* What the task asks *
Show all the lines in the data below that include the word "number".

Dataset records:
══════

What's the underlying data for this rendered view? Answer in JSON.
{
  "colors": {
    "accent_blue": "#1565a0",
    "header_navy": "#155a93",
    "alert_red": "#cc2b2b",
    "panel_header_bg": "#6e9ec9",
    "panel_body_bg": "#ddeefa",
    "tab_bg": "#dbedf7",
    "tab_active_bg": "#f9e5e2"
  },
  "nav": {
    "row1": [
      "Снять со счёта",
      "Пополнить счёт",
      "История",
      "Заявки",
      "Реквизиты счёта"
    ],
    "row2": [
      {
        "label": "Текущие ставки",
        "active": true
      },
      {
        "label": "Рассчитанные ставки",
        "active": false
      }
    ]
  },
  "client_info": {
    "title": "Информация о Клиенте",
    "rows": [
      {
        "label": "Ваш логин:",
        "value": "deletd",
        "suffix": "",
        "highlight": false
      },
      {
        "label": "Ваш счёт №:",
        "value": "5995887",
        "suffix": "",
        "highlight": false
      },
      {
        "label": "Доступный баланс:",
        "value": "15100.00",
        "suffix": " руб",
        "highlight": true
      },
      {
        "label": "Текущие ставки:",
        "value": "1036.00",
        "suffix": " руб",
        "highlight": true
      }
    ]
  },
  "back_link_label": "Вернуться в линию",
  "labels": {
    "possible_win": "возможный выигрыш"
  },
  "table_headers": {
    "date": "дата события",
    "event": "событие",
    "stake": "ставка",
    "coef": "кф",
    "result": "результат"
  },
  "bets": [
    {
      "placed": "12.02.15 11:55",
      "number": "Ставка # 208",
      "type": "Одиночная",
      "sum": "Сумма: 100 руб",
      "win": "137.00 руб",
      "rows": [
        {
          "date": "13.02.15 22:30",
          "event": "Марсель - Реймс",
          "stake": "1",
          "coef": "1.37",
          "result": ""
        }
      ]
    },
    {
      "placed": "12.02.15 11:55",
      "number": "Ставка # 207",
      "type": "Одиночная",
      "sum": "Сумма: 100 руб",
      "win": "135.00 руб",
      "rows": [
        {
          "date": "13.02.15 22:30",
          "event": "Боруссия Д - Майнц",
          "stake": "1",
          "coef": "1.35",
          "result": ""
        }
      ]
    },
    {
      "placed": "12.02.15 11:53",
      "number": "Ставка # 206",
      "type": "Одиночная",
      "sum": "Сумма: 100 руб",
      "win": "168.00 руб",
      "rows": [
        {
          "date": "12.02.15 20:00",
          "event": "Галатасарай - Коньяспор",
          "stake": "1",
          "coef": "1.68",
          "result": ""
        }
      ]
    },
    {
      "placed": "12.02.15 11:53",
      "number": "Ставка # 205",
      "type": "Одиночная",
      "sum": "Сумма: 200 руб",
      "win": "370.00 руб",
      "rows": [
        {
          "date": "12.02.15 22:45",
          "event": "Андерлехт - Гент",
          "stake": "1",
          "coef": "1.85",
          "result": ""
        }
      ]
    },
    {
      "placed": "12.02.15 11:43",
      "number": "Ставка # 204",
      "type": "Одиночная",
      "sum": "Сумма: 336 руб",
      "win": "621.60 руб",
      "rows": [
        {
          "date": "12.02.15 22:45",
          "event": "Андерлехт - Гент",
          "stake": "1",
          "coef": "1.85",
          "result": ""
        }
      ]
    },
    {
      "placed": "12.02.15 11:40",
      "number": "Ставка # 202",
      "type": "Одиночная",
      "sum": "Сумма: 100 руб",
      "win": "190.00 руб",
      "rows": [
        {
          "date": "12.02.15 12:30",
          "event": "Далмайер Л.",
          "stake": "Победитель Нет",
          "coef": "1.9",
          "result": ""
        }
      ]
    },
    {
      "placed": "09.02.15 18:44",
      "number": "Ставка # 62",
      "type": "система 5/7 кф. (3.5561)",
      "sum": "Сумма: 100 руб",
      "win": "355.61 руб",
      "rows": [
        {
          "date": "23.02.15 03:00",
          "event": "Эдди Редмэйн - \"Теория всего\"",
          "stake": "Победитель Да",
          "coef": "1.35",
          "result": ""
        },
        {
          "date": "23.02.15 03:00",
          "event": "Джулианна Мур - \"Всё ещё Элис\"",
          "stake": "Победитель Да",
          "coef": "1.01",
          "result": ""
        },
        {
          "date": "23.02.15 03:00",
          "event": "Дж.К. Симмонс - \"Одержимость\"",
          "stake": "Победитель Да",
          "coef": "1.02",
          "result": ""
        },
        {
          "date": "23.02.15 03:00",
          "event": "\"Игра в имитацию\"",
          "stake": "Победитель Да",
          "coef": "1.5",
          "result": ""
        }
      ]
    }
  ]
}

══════

* Response below *
      "number": "Ставка # 208",
      "number": "Ставка # 207",
      "number": "Ставка # 206",
      "number": "Ставка # 205",
      "number": "Ставка # 204",
      "number": "Ставка # 202",
      "number": "Ставка # 62",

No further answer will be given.